The good news is my confidence improves with each ride. I can now do a wobbly jog and posting trot without too much discomfort. A couple of weeks ago, I told LA that I was ready to try loping during our lesson. I managed to cue Gem pretty consistently during my lesson, but my legs and steering were non-existent. My butt was so far off the saddle that, if you were behind me, you could probably see the back of Gem's head in between my legs! LA explained that during the winter months, I was learning how to cue Gem to lope. Now it was time to concentrate on my balance and steering. She noted that I am still very rigid around my neck and shoulder area; my body is still probably trying the protect itself. This rigidity has an effect on how I hold my arms; I start to lift them up, causing my butt to lift up. In addition, my core strength (what there was of it) went on vacation while I was recovering from surgery and has not returned. Sigh.

My friend STA and I went riding yesterday and today. I always enjoy my sessions with STA. She reinforces what LA teaches me. It's like having extra lessons when I ride with her.

The last two days with STA focused pretty much on potatoes. LA also likes potatoes and they are regularly part of our lesson. Well, I like potatoes - I like them fried, mashed, scalloped and baked (great, now I'm hungry....). Yes, potatoes are delicious and they are also a teaching aid when it comes to riding.

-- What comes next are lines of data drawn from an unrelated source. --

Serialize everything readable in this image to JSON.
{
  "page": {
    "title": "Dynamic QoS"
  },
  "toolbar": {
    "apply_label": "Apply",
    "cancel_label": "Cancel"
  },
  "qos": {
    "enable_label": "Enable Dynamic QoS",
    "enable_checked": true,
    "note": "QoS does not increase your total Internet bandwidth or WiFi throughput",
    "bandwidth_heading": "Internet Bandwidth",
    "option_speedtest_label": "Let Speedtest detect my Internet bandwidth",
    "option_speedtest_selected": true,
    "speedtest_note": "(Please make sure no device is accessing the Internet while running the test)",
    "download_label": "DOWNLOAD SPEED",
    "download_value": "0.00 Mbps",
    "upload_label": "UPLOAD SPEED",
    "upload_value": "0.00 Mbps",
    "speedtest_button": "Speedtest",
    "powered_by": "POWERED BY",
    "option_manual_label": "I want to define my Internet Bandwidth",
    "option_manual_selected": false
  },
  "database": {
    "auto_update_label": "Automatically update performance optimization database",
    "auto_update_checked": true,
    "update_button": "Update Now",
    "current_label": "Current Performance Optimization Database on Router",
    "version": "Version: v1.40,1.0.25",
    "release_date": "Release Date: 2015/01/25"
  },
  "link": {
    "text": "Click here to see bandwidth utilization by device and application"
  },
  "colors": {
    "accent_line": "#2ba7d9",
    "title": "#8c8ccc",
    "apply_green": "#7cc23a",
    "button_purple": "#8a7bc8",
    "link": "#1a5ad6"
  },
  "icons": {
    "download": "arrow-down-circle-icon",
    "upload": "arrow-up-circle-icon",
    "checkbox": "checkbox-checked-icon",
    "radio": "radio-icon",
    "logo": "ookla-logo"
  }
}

As I lope I tend to lean back, keeping my arms extended out front and my shoulders stiff. I needed to relax. Yesterday, STA had me do some shoulder rolls as I jogged Gem around the paddock. Once I was loosened up, she asked me take a piece of Gem's mane in one of my hands along with my rein. This was to help keep my hands from moving upwards when riding. Then, she told me to hunch over and imagine that my body was - you guessed it - a sack of potatoes. I felt my seat bones better connect with the saddle, my back and my arms started to relax. I continued doing a jog until I became familiar with the feel of this awkward posture. Then it was time to lope.

Gem picked up on my cue fairly quickly (yay!) and off I went. STA told me to feel the rhythm of Gem's movements. She then told me to be a sack of potatoes and repeat out loud potato, potato, potato, potato in time with his motion. This part of the exercise is to help you move to the rhythm of the horse and roll your hips and just dust the top of the saddle with your butt. LA coaches the others in my class in this technique also. Jean's balance has benefited from potatoes. Unfortunately, even with a butt the size of mine, dusting the top of my saddle seems impossible.....for now. :-)

Today was basically a repeat of yesterday. My whole body hurts, but in a good way. I will continue to work on my balance by being a sack of potatoes. I already have some experience in the potato area - I used to be a couch potato. :-)

What was I thinking....?